The Sleepless Reader’s Full Review

  • The Silkworm by Robert Galbraith; Narrated by Robert Glenister from Hachette Audio

“As an narrator, Glenister started off with an advantage because I can’t resist a British accent 😉 He doesn’t get as many opportunities to shine as Woodman (see above), but for such a deep voice, it’s pretty impressive the range Glenister managers to pull off. He doesn’t make women sound too whinny or childish and is the perfect voice for Cormoran (rough with teddy-bearish glimpses). There were some characters that could easily come out as stereotypes if read by a less professional narrator, but Glenister keeps them well under control.” ~ The Sleepless Reader

The Sleepless Reader’s Full Review

2014 Mystery Nominees and Reviews

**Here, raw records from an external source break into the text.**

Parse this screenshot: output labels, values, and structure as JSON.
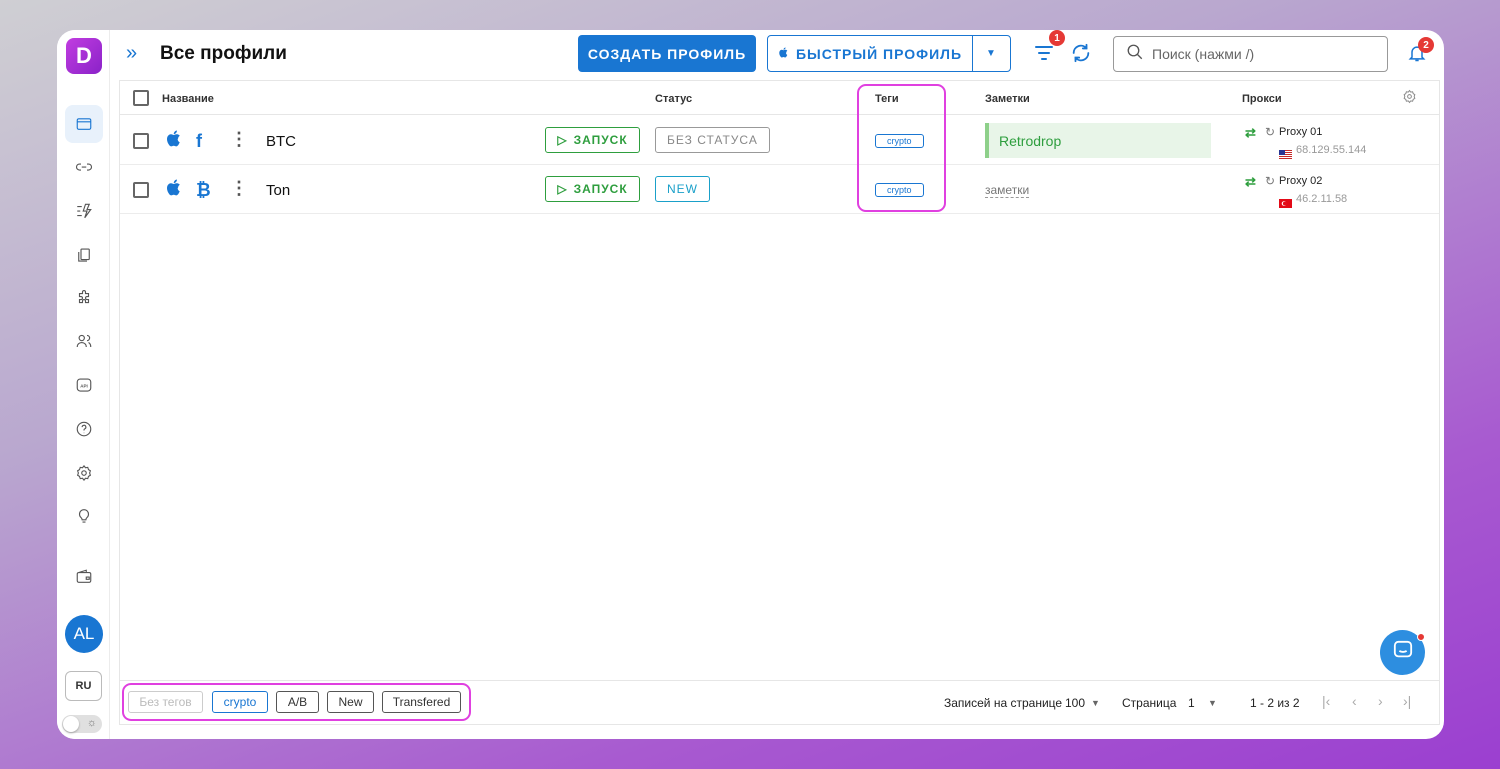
{
  "app": {
    "logo_letter": "D",
    "accent": "#1976d2"
  },
  "header": {
    "title": "Все профили",
    "create_label": "СОЗДАТЬ ПРОФИЛЬ",
    "quick_label": "БЫСТРЫЙ ПРОФИЛЬ",
    "filter_badge": "1",
    "search_placeholder": "Поиск (нажми /)",
    "bell_badge": "2"
  },
  "sidebar": {
    "icons": [
      "browser-icon",
      "link-icon",
      "automation-icon",
      "copy-icon",
      "puzzle-icon",
      "users-icon",
      "api-icon",
      "help-icon",
      "settings-icon",
      "lightbulb-icon",
      "wallet-icon"
    ],
    "avatar": "AL",
    "lang": "RU"
  },
  "table": {
    "columns": {
      "name": "Название",
      "status": "Статус",
      "tags": "Теги",
      "notes": "Заметки",
      "proxy": "Прокси"
    },
    "rows": [
      {
        "name": "BTC",
        "sub_icon": "f",
        "run_label": "ЗАПУСК",
        "status": "БЕЗ СТАТУСА",
        "tag": "crypto",
        "note": "Retrodrop",
        "note_placeholder": "",
        "proxy_name": "Proxy 01",
        "proxy_ip": "68.129.55.144",
        "flag": "us-flag"
      },
      {
        "name": "Ton",
        "sub_icon": "₿",
        "run_label": "ЗАПУСК",
        "status": "NEW",
        "tag": "crypto",
        "note": "",
        "note_placeholder": "заметки",
        "proxy_name": "Proxy 02",
        "proxy_ip": "46.2.11.58",
        "flag": "tr-flag"
      }
    ]
  },
  "footer": {
    "tags": [
      "Без тегов",
      "crypto",
      "A/B",
      "New",
      "Transfered"
    ],
    "per_page_label": "Записей на странице",
    "per_page_value": "100",
    "page_label": "Страница",
    "page_value": "1",
    "range": "1 - 2 из 2"
  }
}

The following audiobooks were nominated in the Mystery Category. Reviews will be posted as they come in.

This category will be judged by Susie from Miss Susie’s Reading & Observations. Would you like to join her? Send an email to armchairaudies@gmail.com.

Here are the nominees:

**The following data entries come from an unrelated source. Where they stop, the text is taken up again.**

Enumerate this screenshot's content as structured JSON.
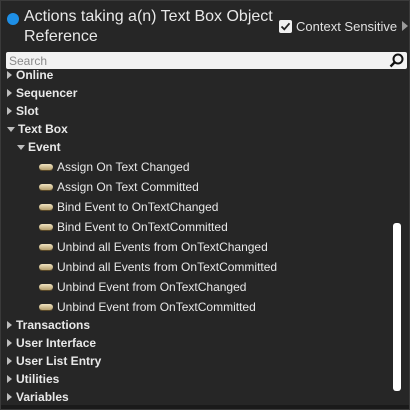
{
  "header": {
    "title": "Actions taking a(n) Text Box Object Reference",
    "context_sensitive_label": "Context Sensitive",
    "context_sensitive_checked": true,
    "accent_color": "#1e8fe6"
  },
  "search": {
    "placeholder": "Search",
    "value": ""
  },
  "tree": {
    "categories_top": [
      {
        "label": "Online",
        "expanded": false
      },
      {
        "label": "Sequencer",
        "expanded": false
      },
      {
        "label": "Slot",
        "expanded": false
      }
    ],
    "text_box": {
      "label": "Text Box",
      "expanded": true,
      "event": {
        "label": "Event",
        "expanded": true,
        "items": [
          "Assign On Text Changed",
          "Assign On Text Committed",
          "Bind Event to OnTextChanged",
          "Bind Event to OnTextCommitted",
          "Unbind all Events from OnTextChanged",
          "Unbind all Events from OnTextCommitted",
          "Unbind Event from OnTextChanged",
          "Unbind Event from OnTextCommitted"
        ]
      }
    },
    "categories_bottom": [
      {
        "label": "Transactions",
        "expanded": false
      },
      {
        "label": "User Interface",
        "expanded": false
      },
      {
        "label": "User List Entry",
        "expanded": false
      },
      {
        "label": "Utilities",
        "expanded": false
      },
      {
        "label": "Variables",
        "expanded": false
      }
    ]
  },
  "icons": {
    "context_checkbox": "check-icon",
    "search": "search-icon",
    "function": "function-icon",
    "collapsed": "triangle-right-icon",
    "expanded": "triangle-down-icon"
  }
}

MysteryBanner

  • Death and the Lit Chick (A St Just Mystery, Book #2; by G.M. Malliet; Narrated by Davina Porter; Dreamscape Media, LLC)
  • The Enemy of My Enemy (Brainrush, Book #2; by Richard Bard; Narrated by R.C. Bray; Richard Bard)
  • Heirs and Graces (Royal Spyness, Book #7; by Rhys Bowen; Narrated by Katherine Kellgren; Audible, Inc.)
  • He’s Gone (by Deb Caletti; Narrated by Cassandra Campell; Tantor Media)
  • Rage Against the Dying (by Becky Masterman; Narrated by Judy Kaye; Macmillan Audio)
  • Unleashed (Andy Carpenter, Book #11; by David Rosenfelt; Narrated by Grover Gardner; Listen & Live Audio)

2013 Mystery Nominees and Reviews

The following audiobooks were nominated in the Mystery Category. This category is being reviewed by Susie from Miss Susie’s Reading and Observations and Melanie from Overreader. Sign up here.

AndWhenSheWasGood

And When She Was Good by Laura Lippman and narrated by Linda Emond

Reviews

Overreader

Heloise isn’t an immediately likable character. Very bristly, defensive about her life (her public life and her very very private career life), and full of actions even she questions. But Lippman layers on more and more about Heloise, and I found myself way more in her shoes than I’d thought possible

Emond is a skilled narrator, and I always feel I can just relax when she’s reading the book.

TheBeautifulMystery

The Beautiful Mystery by Louise Penny and narrated by Ralph Cosham

Reviews

Overreader

The mystery itself is adroit and complex, and the effect of the monastery on Gamache and on Beauvoir is compelling. Both men are dealing with the long fallout of a previous case, and being isolated has brought much of it to the fore. I was grabbed tight by their struggles and enchanted, as well, by the chants and the monastic community.

MissSusie’s Reading and Observations

He has a silky yet gruff voice that I love, his slight French/Québec accent is just enough to let us know where these books are set but not so much that the accent is annoying or hard to understand. Towards the end of this one Cosham really brings the raw emotions to the surface beautifully.

TheGoodThiefsGuidetoVegas

The Good Thief’s Guide to Vegas by Chris Ewan and narrated by Simon Vance

Reviews

Overreader

 

Ewan’s writing is bright and clean, and Charlie is self-deprecating and not as smooth or adroit as he’d like to be, a great character to hang out with, even though he’ll embroil you in all sorts of dangerous nonsense.

Simon Vance ‘s delivery is smooth and clean and engaging, and he picks up perfectly on the emotional sub-texts as well as the energy of the text.

HushMoney

Hush Money by Chuck Greaves and narrated by Dan Butler

Reviews

MissSusie’s Reading and Observations

Dan Butler’s narration was good but I’m honestly not sure if it was award worthy. He had a few different characterizations but they weren’t always consistent, but his narration of the main character was well done and I felt he captured Jack’s snarky humor very well. I would listen to other narrations by Dan Butler.

TheNightmare

The Nightmare by Lars Kepler and narrated by Mark Bramhall

Reviews

Overreader

The mellifluous Mark Bramhall reads the Jonna Linna series. He is a master of voices and tone, and there’s something very fluid about the way he narrates.